Main objective: I want to see if we would ever consider granting artificial intelligence the same rights as humans; to do so, I will be trying to find the necessary and sufficient conditions of personhood, and applying them.

2017 Abstracts Stage 2

“Where Flash Becomes Word and Silents Selfloud”: the Language of Finnegans Wake

The obscure, polysemic, multi-lingual, syntactically nonstandard style of writing in James Joyce’s Finnegans Wake has polarised critics even since before the time of the book’s full release. The ongoing debates surrounding the work raise philosophical questions about the limits of language and the nature of art and literature.
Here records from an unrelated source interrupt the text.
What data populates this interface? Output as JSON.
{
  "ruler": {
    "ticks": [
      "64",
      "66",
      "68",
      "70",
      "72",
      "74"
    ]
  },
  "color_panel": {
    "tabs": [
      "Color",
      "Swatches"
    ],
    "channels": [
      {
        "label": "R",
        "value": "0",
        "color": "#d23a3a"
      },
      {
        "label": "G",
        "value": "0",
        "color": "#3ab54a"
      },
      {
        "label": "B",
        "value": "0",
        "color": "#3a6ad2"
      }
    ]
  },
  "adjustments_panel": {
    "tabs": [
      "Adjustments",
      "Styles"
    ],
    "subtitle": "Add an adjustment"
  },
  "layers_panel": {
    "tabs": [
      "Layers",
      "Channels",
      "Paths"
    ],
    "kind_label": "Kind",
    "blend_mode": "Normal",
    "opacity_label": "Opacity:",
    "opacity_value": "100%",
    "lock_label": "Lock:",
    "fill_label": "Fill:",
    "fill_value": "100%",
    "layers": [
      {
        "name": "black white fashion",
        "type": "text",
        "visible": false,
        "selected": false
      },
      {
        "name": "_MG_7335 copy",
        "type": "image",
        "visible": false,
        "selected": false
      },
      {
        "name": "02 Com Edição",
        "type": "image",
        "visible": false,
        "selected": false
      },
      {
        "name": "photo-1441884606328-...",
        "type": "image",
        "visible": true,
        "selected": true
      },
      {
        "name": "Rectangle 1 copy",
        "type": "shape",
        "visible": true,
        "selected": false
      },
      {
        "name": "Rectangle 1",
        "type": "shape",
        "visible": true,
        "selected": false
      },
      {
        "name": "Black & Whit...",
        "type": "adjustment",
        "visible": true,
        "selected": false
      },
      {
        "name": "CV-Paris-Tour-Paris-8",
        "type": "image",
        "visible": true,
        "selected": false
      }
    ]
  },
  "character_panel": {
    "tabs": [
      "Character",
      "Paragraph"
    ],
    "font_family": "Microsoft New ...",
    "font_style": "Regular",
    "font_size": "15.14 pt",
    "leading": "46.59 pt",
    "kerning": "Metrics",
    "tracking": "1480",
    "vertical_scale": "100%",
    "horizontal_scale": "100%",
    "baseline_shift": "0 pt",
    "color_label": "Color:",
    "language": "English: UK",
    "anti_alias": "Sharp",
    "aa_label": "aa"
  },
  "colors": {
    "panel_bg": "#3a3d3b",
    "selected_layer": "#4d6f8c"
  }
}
This essay explores possible philosophical justifications for using such a style, and enquires whether it might offer unique artistic possibilities, unavailable to clearer, more conventional styles.

Beginning from Heidegger’s theory of art, the essay explores the distinction between the Heideggerian concepts of “world” and “earth”, arguing that the book inverts the standard function of language as embodying a socio-historical “world”, instead turning it into a force which represents the “ungraspable”, impenetrable, nature of “earth”.

The essay then examines the Wake with reference to Blanchot’s work on literature, finding that the techniques of emphasising the physicality of language, as well as fragmenting a work into pieces whose only relation is difference – which Blanchot claims constitute are essential for a literary work to represent things in their “free, silent existence” – are utilised in extreme ways and to unique ends in the Wake.

2017 Abstracts Stage 3

Can we resolve the conflict between Art and Science

My object is Zen and the Art of Motorcycle Maintenance and my territory is the relationship between art and science. In my project I argue that the arts (and humanities) come into conflict with science (and technology). Richard Dawkins laments that in his view science does not get the same respect as poetry. Meanwhile Midgley claims that science attempts to colonise humanities with inappropriate methods. Habermas claims that science has ‘infected’ politics, ethics and philosophy. Warbuton argues that the concepts used to evaluate scientific research are applied to the arts as well, but are not fit for this purpose.
Lyotard looks at one of the causes of this conflict. Narrative has been the main way of transmitting knowledge, and is still used in the arts. However, science condemns narrative as no knowledge at all, since narratives are only legitimated by their general acceptance. Science, on the other hand, requires legitimation by empirical evidence, and must be able to justify and defend its claims against challenges. However, science can only justify and defend its claims by using narrative, so could itself be accused of begging the question by using a form it has condemned as not susceptible to legitimation.

Heidegger argues that technology, by treating human beings as a reserve, poses a danger to our very essence. Pirsig proposes care as part of the solution. Heidegger sees care as constitutive of humans, inextricably linked with human life and temporality. Pirsig’s version of care is what provides the creativity and imagination which he demonstrates is needed by science to come up with new theories and hypotheses just as much as it is needed by the arts. If this is accepted then care, creativity and imagination could provide the basis for a bridge between the sciences and the arts.

2017 Abstracts Stage 2

“Mrs. Dalloway. Not even Clarissa anymore; this being Mrs. Richard Dalloway.” Does Changing your Surname mean Forfeiting your Identity?

Object: ‘Mrs. Dalloway’ by Virginia Woolf (1925)

Aim: To discuss the implications of marriage in feminist theory and attempt to decipher if loosing your surname means loosing your identity.

How: Use main themes from the novel, modern articles, De Beauvoir, Woolf and Butler, Friedan.

Methodology: Structured with quotations from the novel. Therefore methodology is interpretive.

What are the implications of taking your fiancés surname/ marriage and how does Virginia Woolf’s novel ‘Mrs Dalloway’ connect us to these issues?